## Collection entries
____

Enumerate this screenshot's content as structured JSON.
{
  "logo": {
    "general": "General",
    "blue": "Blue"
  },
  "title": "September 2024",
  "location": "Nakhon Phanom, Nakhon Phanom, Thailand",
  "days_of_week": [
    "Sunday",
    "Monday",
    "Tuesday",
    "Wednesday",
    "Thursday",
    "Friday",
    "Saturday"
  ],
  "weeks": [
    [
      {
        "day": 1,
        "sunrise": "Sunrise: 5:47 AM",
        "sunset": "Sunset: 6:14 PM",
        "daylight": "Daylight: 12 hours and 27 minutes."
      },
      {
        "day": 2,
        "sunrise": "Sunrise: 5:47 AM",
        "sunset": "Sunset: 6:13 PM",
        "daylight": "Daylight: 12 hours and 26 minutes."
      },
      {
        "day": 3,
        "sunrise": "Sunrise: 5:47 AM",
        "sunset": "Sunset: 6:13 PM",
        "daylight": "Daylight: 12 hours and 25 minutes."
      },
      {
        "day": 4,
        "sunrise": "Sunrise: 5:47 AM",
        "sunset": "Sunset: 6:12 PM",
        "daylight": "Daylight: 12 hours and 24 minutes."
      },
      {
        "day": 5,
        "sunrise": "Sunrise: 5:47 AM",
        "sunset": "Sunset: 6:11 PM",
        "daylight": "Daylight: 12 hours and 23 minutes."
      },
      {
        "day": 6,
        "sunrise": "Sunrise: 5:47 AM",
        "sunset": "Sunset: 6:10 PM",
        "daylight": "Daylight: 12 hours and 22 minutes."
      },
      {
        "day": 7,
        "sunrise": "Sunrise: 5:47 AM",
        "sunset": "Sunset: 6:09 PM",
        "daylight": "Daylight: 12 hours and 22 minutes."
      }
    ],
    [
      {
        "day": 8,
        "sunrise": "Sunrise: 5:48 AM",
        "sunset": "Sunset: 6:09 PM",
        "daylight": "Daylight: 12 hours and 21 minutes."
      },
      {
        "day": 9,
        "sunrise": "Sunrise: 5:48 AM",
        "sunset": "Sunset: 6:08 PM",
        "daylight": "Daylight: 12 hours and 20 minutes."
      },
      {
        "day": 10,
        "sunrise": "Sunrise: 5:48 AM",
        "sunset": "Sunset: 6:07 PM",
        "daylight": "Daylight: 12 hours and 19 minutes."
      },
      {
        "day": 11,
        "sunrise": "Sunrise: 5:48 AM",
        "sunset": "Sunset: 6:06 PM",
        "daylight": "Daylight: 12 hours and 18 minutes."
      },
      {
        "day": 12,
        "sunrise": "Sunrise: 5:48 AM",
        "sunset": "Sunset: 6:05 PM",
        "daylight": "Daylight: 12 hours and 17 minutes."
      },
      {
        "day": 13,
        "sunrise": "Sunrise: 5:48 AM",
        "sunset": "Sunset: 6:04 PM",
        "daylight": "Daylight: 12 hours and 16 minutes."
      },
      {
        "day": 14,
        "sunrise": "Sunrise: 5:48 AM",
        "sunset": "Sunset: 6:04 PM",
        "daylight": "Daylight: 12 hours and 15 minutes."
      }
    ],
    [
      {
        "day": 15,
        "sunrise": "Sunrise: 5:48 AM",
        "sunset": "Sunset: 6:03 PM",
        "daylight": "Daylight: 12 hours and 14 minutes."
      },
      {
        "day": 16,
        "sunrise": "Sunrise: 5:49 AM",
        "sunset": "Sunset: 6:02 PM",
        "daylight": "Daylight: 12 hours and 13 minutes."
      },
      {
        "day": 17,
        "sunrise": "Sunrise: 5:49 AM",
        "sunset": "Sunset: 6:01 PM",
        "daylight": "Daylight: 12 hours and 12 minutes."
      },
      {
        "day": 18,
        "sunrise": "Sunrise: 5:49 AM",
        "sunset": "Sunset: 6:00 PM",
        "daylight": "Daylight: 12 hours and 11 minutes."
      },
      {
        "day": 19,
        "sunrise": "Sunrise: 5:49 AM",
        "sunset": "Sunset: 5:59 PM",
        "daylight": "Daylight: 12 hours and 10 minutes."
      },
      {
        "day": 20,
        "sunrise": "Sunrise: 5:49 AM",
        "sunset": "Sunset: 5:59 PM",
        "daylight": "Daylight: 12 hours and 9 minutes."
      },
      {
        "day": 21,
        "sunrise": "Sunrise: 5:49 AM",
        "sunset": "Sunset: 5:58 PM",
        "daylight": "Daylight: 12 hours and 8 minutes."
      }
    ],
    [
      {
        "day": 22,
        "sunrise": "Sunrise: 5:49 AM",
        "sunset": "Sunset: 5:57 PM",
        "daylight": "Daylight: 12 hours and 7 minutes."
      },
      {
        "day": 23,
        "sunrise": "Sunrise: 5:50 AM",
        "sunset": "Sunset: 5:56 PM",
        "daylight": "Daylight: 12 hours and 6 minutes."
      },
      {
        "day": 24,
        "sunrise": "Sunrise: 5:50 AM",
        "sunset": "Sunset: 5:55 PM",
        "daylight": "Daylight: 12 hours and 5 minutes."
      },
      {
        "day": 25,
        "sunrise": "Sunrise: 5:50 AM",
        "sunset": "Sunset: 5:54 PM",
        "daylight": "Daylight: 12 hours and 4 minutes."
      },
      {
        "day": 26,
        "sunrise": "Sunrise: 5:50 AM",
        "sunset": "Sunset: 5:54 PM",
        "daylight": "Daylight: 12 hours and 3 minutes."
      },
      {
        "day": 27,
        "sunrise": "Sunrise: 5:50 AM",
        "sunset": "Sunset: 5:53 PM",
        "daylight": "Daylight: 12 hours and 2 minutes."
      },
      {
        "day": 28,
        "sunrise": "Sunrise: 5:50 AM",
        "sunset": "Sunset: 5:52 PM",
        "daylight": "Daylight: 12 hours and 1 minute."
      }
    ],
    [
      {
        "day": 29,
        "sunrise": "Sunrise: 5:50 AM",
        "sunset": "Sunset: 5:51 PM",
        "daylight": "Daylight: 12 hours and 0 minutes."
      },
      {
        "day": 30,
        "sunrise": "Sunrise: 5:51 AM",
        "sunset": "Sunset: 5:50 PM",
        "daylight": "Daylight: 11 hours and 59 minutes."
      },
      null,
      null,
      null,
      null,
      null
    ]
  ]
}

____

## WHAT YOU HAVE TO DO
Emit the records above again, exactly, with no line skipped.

## REPLY TO THE TASK
Enumerate this screenshot's content as structured JSON.
{
  "logo": {
    "general": "General",
    "blue": "Blue"
  },
  "title": "September 2024",
  "location": "Nakhon Phanom, Nakhon Phanom, Thailand",
  "days_of_week": [
    "Sunday",
    "Monday",
    "Tuesday",
    "Wednesday",
    "Thursday",
    "Friday",
    "Saturday"
  ],
  "weeks": [
    [
      {
        "day": 1,
        "sunrise": "Sunrise: 5:47 AM",
        "sunset": "Sunset: 6:14 PM",
        "daylight": "Daylight: 12 hours and 27 minutes."
      },
      {
        "day": 2,
        "sunrise": "Sunrise: 5:47 AM",
        "sunset": "Sunset: 6:13 PM",
        "daylight": "Daylight: 12 hours and 26 minutes."
      },
      {
        "day": 3,
        "sunrise": "Sunrise: 5:47 AM",
        "sunset": "Sunset: 6:13 PM",
        "daylight": "Daylight: 12 hours and 25 minutes."
      },
      {
        "day": 4,
        "sunrise": "Sunrise: 5:47 AM",
        "sunset": "Sunset: 6:12 PM",
        "daylight": "Daylight: 12 hours and 24 minutes."
      },
      {
        "day": 5,
        "sunrise": "Sunrise: 5:47 AM",
        "sunset": "Sunset: 6:11 PM",
        "daylight": "Daylight: 12 hours and 23 minutes."
      },
      {
        "day": 6,
        "sunrise": "Sunrise: 5:47 AM",
        "sunset": "Sunset: 6:10 PM",
        "daylight": "Daylight: 12 hours and 22 minutes."
      },
      {
        "day": 7,
        "sunrise": "Sunrise: 5:47 AM",
        "sunset": "Sunset: 6:09 PM",
        "daylight": "Daylight: 12 hours and 22 minutes."
      }
    ],
    [
      {
        "day": 8,
        "sunrise": "Sunrise: 5:48 AM",
        "sunset": "Sunset: 6:09 PM",
        "daylight": "Daylight: 12 hours and 21 minutes."
      },
      {
        "day": 9,
        "sunrise": "Sunrise: 5:48 AM",
        "sunset": "Sunset: 6:08 PM",
        "daylight": "Daylight: 12 hours and 20 minutes."
      },
      {
        "day": 10,
        "sunrise": "Sunrise: 5:48 AM",
        "sunset": "Sunset: 6:07 PM",
        "daylight": "Daylight: 12 hours and 19 minutes."
      },
      {
        "day": 11,
        "sunrise": "Sunrise: 5:48 AM",
        "sunset": "Sunset: 6:06 PM",
        "daylight": "Daylight: 12 hours and 18 minutes."
      },
      {
        "day": 12,
        "sunrise": "Sunrise: 5:48 AM",
        "sunset": "Sunset: 6:05 PM",
        "daylight": "Daylight: 12 hours and 17 minutes."
      },
      {
        "day": 13,
        "sunrise": "Sunrise: 5:48 AM",
        "sunset": "Sunset: 6:04 PM",
        "daylight": "Daylight: 12 hours and 16 minutes."
      },
      {
        "day": 14,
        "sunrise": "Sunrise: 5:48 AM",
        "sunset": "Sunset: 6:04 PM",
        "daylight": "Daylight: 12 hours and 15 minutes."
      }
    ],
    [
      {
        "day": 15,
        "sunrise": "Sunrise: 5:48 AM",
        "sunset": "Sunset: 6:03 PM",
        "daylight": "Daylight: 12 hours and 14 minutes."
      },
      {
        "day": 16,
        "sunrise": "Sunrise: 5:49 AM",
        "sunset": "Sunset: 6:02 PM",
        "daylight": "Daylight: 12 hours and 13 minutes."
      },
      {
        "day": 17,
        "sunrise": "Sunrise: 5:49 AM",
        "sunset": "Sunset: 6:01 PM",
        "daylight": "Daylight: 12 hours and 12 minutes."
      },
      {
        "day": 18,
        "sunrise": "Sunrise: 5:49 AM",
        "sunset": "Sunset: 6:00 PM",
        "daylight": "Daylight: 12 hours and 11 minutes."
      },
      {
        "day": 19,
        "sunrise": "Sunrise: 5:49 AM",
        "sunset": "Sunset: 5:59 PM",
        "daylight": "Daylight: 12 hours and 10 minutes."
      },
      {
        "day": 20,
        "sunrise": "Sunrise: 5:49 AM",
        "sunset": "Sunset: 5:59 PM",
        "daylight": "Daylight: 12 hours and 9 minutes."
      },
      {
        "day": 21,
        "sunrise": "Sunrise: 5:49 AM",
        "sunset": "Sunset: 5:58 PM",
        "daylight": "Daylight: 12 hours and 8 minutes."
      }
    ],
    [
      {
        "day": 22,
        "sunrise": "Sunrise: 5:49 AM",
        "sunset": "Sunset: 5:57 PM",
        "daylight": "Daylight: 12 hours and 7 minutes."
      },
      {
        "day": 23,
        "sunrise": "Sunrise: 5:50 AM",
        "sunset": "Sunset: 5:56 PM",
        "daylight": "Daylight: 12 hours and 6 minutes."
      },
      {
        "day": 24,
        "sunrise": "Sunrise: 5:50 AM",
        "sunset": "Sunset: 5:55 PM",
        "daylight": "Daylight: 12 hours and 5 minutes."
      },
      {
        "day": 25,
        "sunrise": "Sunrise: 5:50 AM",
        "sunset": "Sunset: 5:54 PM",
        "daylight": "Daylight: 12 hours and 4 minutes."
      },
      {
        "day": 26,
        "sunrise": "Sunrise: 5:50 AM",
        "sunset": "Sunset: 5:54 PM",
        "daylight": "Daylight: 12 hours and 3 minutes."
      },
      {
        "day": 27,
        "sunrise": "Sunrise: 5:50 AM",
        "sunset": "Sunset: 5:53 PM",
        "daylight": "Daylight: 12 hours and 2 minutes."
      },
      {
        "day": 28,
        "sunrise": "Sunrise: 5:50 AM",
        "sunset": "Sunset: 5:52 PM",
        "daylight": "Daylight: 12 hours and 1 minute."
      }
    ],
    [
      {
        "day": 29,
        "sunrise": "Sunrise: 5:50 AM",
        "sunset": "Sunset: 5:51 PM",
        "daylight": "Daylight: 12 hours and 0 minutes."
      },
      {
        "day": 30,
        "sunrise": "Sunrise: 5:51 AM",
        "sunset": "Sunset: 5:50 PM",
        "daylight": "Daylight: 11 hours and 59 minutes."
      },
      null,
      null,
      null,
      null,
      null
    ]
  ]
}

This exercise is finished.